Sartre opens the chapter by asking "Why, then, are we not simply Marxists?". Marxism provides guiding principles and problems, but not knowledge. Contemporary Marxists regard Marxist theory as a source of actual knowledge, but Sartre sees it only as a set of problems in search of a method. As in the first chapter, Sartre sees Marxism's flaw in rigidity: an "a priori" theory that forces events into "prefabricated molds." Sartre again turns to Lukács, his foil. He ascribes to Lukács the opinion that the realization of German existentialism was Nazism while French existentialism can be dismissed as a petits bourgeois reaction to the German occupation. Sartre rejects Lukács' view by pointing out that, while Heidegger embraced the Nazis, Jaspers did not. Sartre also began work on his philosophy in 1930 and was wrapping up his work by the time of the occupation. He argues that, as a Marxist, Lukács is incapable of understanding Heidegger and existentialism. Marxism takes events and constructs universals, then imposes those universals on subsequent events. Existentialism does not assume a single, real totality, but sees history as an interactive relationship between events and humans.
Sartre turns to the example of the French Revolution. While Marxists have argued that the complicated events of the Revolution can be broken down into class conflict, Sartre says the Revolution cannot be understood only on the terms of Marxist class analysis.
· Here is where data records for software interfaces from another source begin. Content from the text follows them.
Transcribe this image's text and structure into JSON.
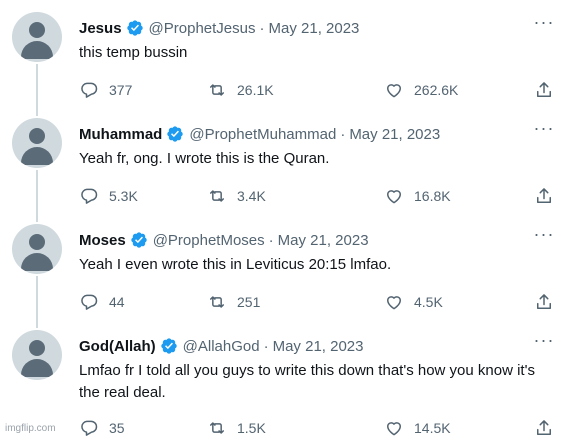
{
  "tweets": [
    {
      "name": "Jesus",
      "handle": "@ProphetJesus",
      "separator": "·",
      "date": "May 21, 2023",
      "more": "···",
      "text": "this temp bussin",
      "replies": "377",
      "retweets": "26.1K",
      "likes": "262.6K"
    },
    {
      "name": "Muhammad",
      "handle": "@ProphetMuhammad",
      "separator": "·",
      "date": "May 21, 2023",
      "more": "···",
      "text": "Yeah fr, ong. I wrote this is the Quran.",
      "replies": "5.3K",
      "retweets": "3.4K",
      "likes": "16.8K"
    },
    {
      "name": "Moses",
      "handle": "@ProphetMoses",
      "separator": "·",
      "date": "May 21, 2023",
      "more": "···",
      "text": "Yeah I even wrote this in Leviticus 20:15 lmfao.",
      "replies": "44",
      "retweets": "251",
      "likes": "4.5K"
    },
    {
      "name": "God(Allah)",
      "handle": "@AllahGod",
      "separator": "·",
      "date": "May 21, 2023",
      "more": "···",
      "text": "Lmfao fr I told all you guys to write this down that's how you know it's the real deal.",
      "replies": "35",
      "retweets": "1.5K",
      "likes": "14.5K"
    }
  ],
  "icons": {
    "verified": "verified-badge-icon",
    "reply": "reply-icon",
    "retweet": "retweet-icon",
    "like": "heart-icon",
    "share": "share-icon"
  },
  "colors": {
    "verified": "#1d9bf0",
    "muted": "#536471",
    "text": "#0f1419"
  },
  "watermark": "imgflip.com"
}
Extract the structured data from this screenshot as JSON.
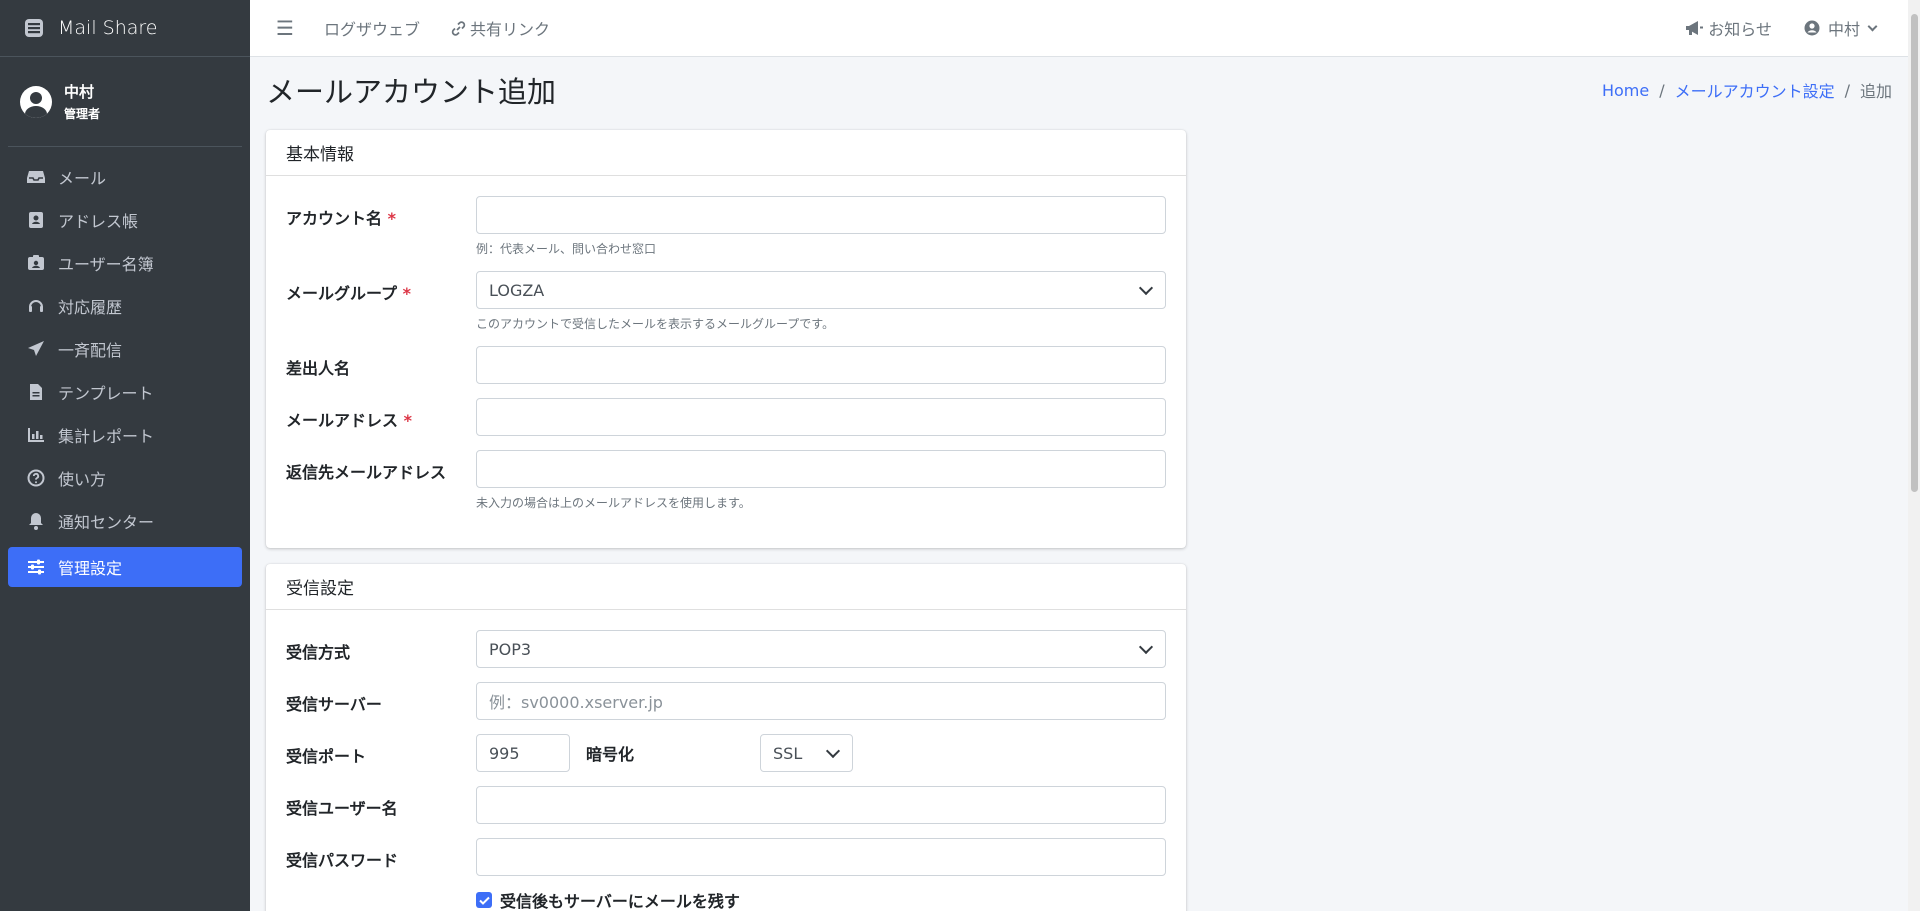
{
  "app": {
    "title": "Mail Share"
  },
  "user": {
    "name": "中村",
    "role": "管理者"
  },
  "sidebar": {
    "items": [
      {
        "label": "メール",
        "icon": "inbox-icon"
      },
      {
        "label": "アドレス帳",
        "icon": "address-book-icon"
      },
      {
        "label": "ユーザー名簿",
        "icon": "id-badge-icon"
      },
      {
        "label": "対応履歴",
        "icon": "headset-icon"
      },
      {
        "label": "一斉配信",
        "icon": "paper-plane-icon"
      },
      {
        "label": "テンプレート",
        "icon": "file-icon"
      },
      {
        "label": "集計レポート",
        "icon": "bar-chart-icon"
      },
      {
        "label": "使い方",
        "icon": "question-circle-icon"
      },
      {
        "label": "通知センター",
        "icon": "bell-icon"
      },
      {
        "label": "管理設定",
        "icon": "sliders-icon",
        "active": true
      }
    ]
  },
  "topbar": {
    "links": [
      "ログザウェブ",
      "共有リンク"
    ],
    "notifications_label": "お知らせ",
    "user_label": "中村"
  },
  "page": {
    "title": "メールアカウント追加",
    "breadcrumb": [
      "Home",
      "メールアカウント設定",
      "追加"
    ]
  },
  "basic": {
    "header": "基本情報",
    "account_name": {
      "label": "アカウント名",
      "required": "*",
      "value": "",
      "help": "例：代表メール、問い合わせ窓口"
    },
    "mail_group": {
      "label": "メールグループ",
      "required": "*",
      "value": "LOGZA",
      "help": "このアカウントで受信したメールを表示するメールグループです。"
    },
    "sender_name": {
      "label": "差出人名",
      "value": ""
    },
    "email": {
      "label": "メールアドレス",
      "required": "*",
      "value": ""
    },
    "reply_to": {
      "label": "返信先メールアドレス",
      "value": "",
      "help": "未入力の場合は上のメールアドレスを使用します。"
    }
  },
  "receive": {
    "header": "受信設定",
    "method": {
      "label": "受信方式",
      "value": "POP3"
    },
    "server": {
      "label": "受信サーバー",
      "placeholder": "例：sv0000.xserver.jp"
    },
    "port": {
      "label": "受信ポート",
      "value": "995"
    },
    "encryption": {
      "label": "暗号化",
      "value": "SSL"
    },
    "username": {
      "label": "受信ユーザー名",
      "value": ""
    },
    "password": {
      "label": "受信パスワード",
      "value": ""
    },
    "leave_on_server": {
      "label": "受信後もサーバーにメールを残す",
      "checked": true
    }
  },
  "colors": {
    "sidebar_bg": "#343a40",
    "accent": "#3d6ef7",
    "required": "#dc3545",
    "content_bg": "#f4f6f9"
  }
}
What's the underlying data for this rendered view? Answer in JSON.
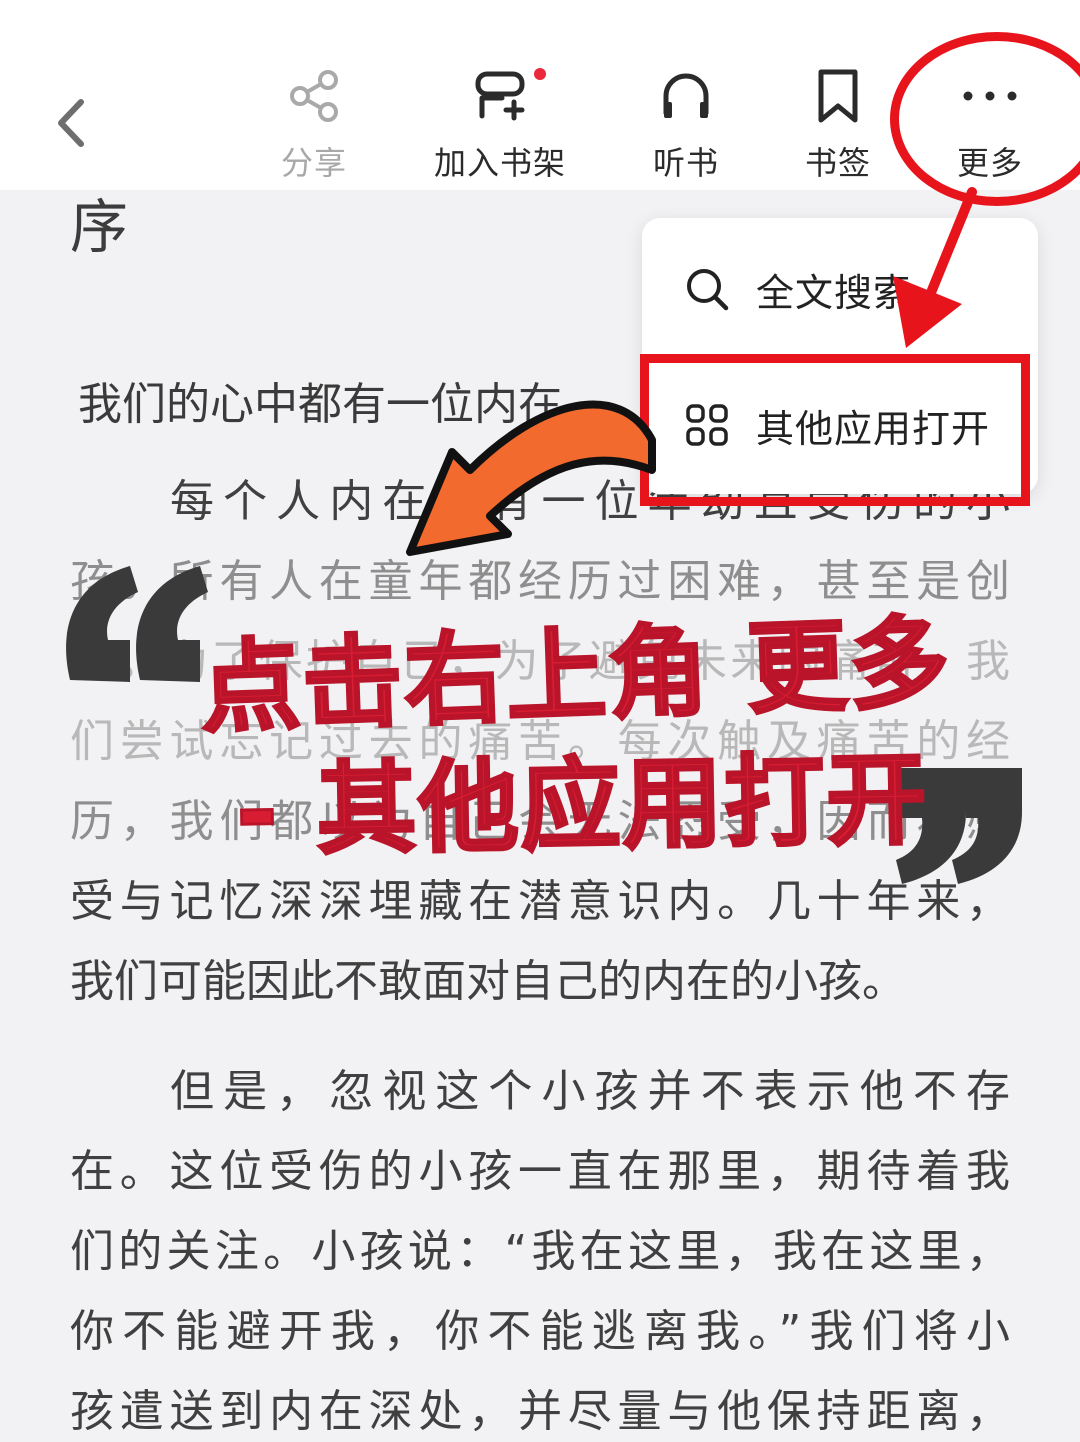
{
  "toolbar": {
    "back_icon": "chevron-left-icon",
    "items": [
      {
        "label": "分享",
        "icon": "share-icon",
        "enabled": false
      },
      {
        "label": "加入书架",
        "icon": "bookshelf-add-icon",
        "has_badge": true
      },
      {
        "label": "听书",
        "icon": "headphones-icon"
      },
      {
        "label": "书签",
        "icon": "bookmark-icon"
      },
      {
        "label": "更多",
        "icon": "more-dots-icon"
      }
    ]
  },
  "menu": {
    "items": [
      {
        "label": "全文搜索",
        "icon": "search-icon"
      },
      {
        "label": "其他应用打开",
        "icon": "apps-grid-icon"
      }
    ]
  },
  "content": {
    "chapter_title": "序",
    "para_head": "我们的心中都有一位内在",
    "lines": [
      "每个人内在都有一位年幼且受伤的小",
      "孩。所有人在童年都经历过困难，甚至是创",
      "伤。为了保护自己，为了避免未来的痛苦，我",
      "们尝试忘记过去的痛苦。每次触及痛苦的经",
      "历，我们都以为自己会无法忍受，因而将感",
      "受与记忆深深埋藏在潜意识内。几十年来，",
      "我们可能因此不敢面对自己的内在的小孩。",
      "但是，忽视这个小孩并不表示他不存",
      "在。这位受伤的小孩一直在那里，期待着我",
      "们的关注。小孩说：“我在这里，我在这里，",
      "你不能避开我，你不能逃离我。”我们将小",
      "孩遣送到内在深处，并尽量与他保持距离，"
    ]
  },
  "annotation": {
    "line1": "点击右上角 更多",
    "line2": "- 其他应用打开",
    "accent_color": "#d81d32",
    "arrow_color": "#f26a2e",
    "highlight_color": "#e8141c"
  }
}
He proposes a process of "mediations" to analyze how ideological and social factors guide the course of history, which is only indirectly influenced by economics and class.
In the introduction to her translation of Search for a Method, the philosopher Hazel Barnes compares Sartre's views of Marx and Marxism to those of Erich Fromm, as expressed in Marx's Concept of Man (1961). The philosopher Walter Kaufmann argues that Sartre's embrace of Marxism represents the end of existentialism, since following the publication of Search for a Method, neither Sartre nor any other major thinker writes as an existentialist (though Kaufmann adds that existentialism understood in a looser sense continues).